Mahadevan began by asking Emily Thorson, an assistant professor of political science at Syracuse University, and Ethan Porter, an assistant professor at George Washington University, if fact-checking works.
Thorson said it absolutely does. She said people hold fact-checking to a high standard and often say that, if it doesn’t correct every single person, then it doesn’t work at all.
“I think the real question is, on average, across issues, across people, across contexts, does it successfully make people more accurate? And the answer is, I think, unequivocally, yes,” she said. “That over hundreds of different experiments, when we expose people to fact checks, they become more accurate. It does not work for everyone all the time, but on average, yes it works.”

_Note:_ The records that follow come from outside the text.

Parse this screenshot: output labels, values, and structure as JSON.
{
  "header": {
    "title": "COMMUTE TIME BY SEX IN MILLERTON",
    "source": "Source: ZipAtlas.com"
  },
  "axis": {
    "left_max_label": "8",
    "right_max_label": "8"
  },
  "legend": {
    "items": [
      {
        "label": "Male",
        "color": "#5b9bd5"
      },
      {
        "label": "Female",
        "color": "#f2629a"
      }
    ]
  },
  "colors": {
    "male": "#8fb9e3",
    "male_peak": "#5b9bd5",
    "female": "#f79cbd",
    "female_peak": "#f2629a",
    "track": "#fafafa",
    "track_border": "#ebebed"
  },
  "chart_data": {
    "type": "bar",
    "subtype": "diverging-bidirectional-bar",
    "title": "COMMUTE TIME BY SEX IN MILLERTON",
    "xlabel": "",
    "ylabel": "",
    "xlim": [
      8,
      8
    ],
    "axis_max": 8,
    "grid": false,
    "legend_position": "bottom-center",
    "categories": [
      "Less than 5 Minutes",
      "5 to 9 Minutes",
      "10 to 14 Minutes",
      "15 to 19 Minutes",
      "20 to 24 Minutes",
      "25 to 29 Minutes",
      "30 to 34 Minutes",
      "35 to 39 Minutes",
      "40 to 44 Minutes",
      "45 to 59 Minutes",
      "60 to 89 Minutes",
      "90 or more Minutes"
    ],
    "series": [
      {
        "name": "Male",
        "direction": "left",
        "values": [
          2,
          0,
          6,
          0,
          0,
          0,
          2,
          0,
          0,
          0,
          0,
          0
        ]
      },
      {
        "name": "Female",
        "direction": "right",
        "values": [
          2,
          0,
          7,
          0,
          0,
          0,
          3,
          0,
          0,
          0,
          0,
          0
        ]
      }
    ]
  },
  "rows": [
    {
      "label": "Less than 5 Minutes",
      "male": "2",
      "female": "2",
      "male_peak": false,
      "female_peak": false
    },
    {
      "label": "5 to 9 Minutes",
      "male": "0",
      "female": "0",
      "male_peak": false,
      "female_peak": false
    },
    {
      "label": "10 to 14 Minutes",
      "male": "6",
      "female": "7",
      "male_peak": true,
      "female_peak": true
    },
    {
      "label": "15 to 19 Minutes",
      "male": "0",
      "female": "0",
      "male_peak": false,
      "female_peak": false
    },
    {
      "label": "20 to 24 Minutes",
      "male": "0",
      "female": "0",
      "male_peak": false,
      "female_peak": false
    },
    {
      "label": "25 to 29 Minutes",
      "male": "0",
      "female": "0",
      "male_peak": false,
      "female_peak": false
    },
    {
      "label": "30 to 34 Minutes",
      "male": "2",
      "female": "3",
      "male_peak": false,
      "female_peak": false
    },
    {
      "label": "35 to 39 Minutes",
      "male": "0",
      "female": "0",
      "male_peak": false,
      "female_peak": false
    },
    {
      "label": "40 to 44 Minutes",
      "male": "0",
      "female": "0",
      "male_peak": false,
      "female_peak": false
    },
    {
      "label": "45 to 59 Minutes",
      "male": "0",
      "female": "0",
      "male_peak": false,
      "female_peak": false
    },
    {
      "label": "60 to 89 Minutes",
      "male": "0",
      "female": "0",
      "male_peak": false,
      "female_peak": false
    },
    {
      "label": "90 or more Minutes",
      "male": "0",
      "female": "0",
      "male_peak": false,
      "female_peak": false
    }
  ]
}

Porter said fact-checking absolutely reduces false beliefs. Contingent on seeing a fact check, people will become more accurate. But he offered two important limitations to that.
“I think there’s reason to believe that not enough people are seeing fact checks. I think there’s reason to believe that not enough people are not being exposed to the correct information,” he said.
Porter added that fact checks don’t necessarily change people’s minds about issues or candidates.
Mahadevan asked how the effectiveness of fact-checking changed following what he described as an explosion of misinformation around COVID-19.
Thorson said the coronavirus has really accelerated the process of designing better fact checks. “Partially because it’s brought health communication researchers into the fold,” she said. “Now I think the research is starting to build on insights from political science and put that into health, and build insights from health and put them into political science.”
Porter said that though people come to hold more accurate views after seeing fact checks of COVID-19 misinformation, fact checks don’t in and of themselves compel people to get vaccinated or increase their willingness to get vaccinated.
Mahadevan widened the lens a bit by mentioning polarization as likely a huge issue when it comes to the consumption of fact checks and their efficacy. “One, are you seeing us get more polarized and, two, how does that affect the efficacy of fact-checking?” he asked.
Absolutely, Porter said about polarization. “The evidence on fact-checking shows that fact checks work pretty much equally well across partisan lines,” he said. “So when Trump supporters have been shown corrections of Donald Trump’s misstatements, they’ve become more accurate subsequent to seeing fact checks. The same is true of Democrats shown corrections of Democratic leaders’ misstatements and false claims.”
Though polarization is a major problem, Porter argued that it’s not the case that only one party responds to fact checks by becoming more accurate.
On how non-fact-checkers and nonjournalists can be better at being fact-checkers on their own, Thorson said we need many more people engaging about politics in civil ways online.
“So many of my students say, ‘Well, I just don’t talk about politics or policy. It’s too dangerous.’ When you do that, you kind of cede that ground only to people who are extreme and often uncivil,” she said.
Thorson said figuring out ways to kindly correct people who spread misinformation, like friends or family, can often seem like a thankless task. You may upset a relative, but what you don’t see are the hundreds of people who saw that interaction and clicked on the link you offered.
“I think people don’t always get the immediate positive feedback from participating in that way, but the evidence suggests that it’s actually really effective,” Thorson said. “I would really encourage people to engage in that, and engage in a civil way with people who they know.”